Task instructions — Find every line in the records below that contains "value", and copy it.

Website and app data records
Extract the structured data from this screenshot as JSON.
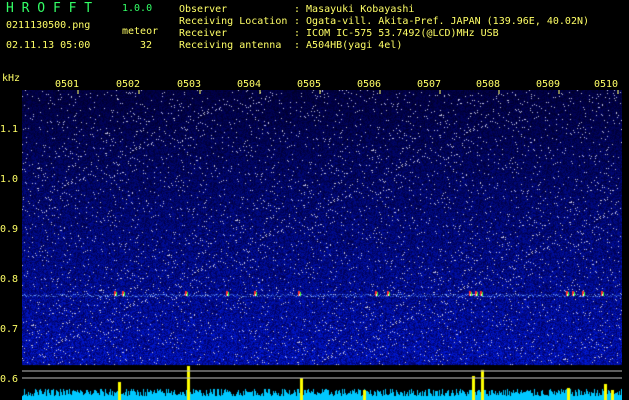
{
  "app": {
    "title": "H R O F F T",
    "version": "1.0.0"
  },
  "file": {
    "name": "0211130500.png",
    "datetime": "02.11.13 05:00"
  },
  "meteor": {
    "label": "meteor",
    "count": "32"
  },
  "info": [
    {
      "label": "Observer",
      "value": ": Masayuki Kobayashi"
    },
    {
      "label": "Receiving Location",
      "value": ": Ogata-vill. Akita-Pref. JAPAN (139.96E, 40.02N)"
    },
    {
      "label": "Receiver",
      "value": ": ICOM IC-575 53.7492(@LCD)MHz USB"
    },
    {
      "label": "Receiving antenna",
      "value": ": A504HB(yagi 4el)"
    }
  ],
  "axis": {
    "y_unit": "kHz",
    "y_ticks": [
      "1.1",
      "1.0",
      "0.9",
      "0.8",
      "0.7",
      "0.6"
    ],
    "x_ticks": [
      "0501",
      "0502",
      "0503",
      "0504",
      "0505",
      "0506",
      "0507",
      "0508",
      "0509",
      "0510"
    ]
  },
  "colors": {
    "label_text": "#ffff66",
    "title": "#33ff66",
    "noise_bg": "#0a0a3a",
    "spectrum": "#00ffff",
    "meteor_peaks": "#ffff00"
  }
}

Task output —
      "value": ": Masayuki Kobayashi"
      "value": ": Ogata-vill. Akita-Pref. JAPAN (139.96E, 40.02N)"
      "value": ": ICOM IC-575 53.7492(@LCD)MHz USB"
      "value": ": A504HB(yagi 4el)"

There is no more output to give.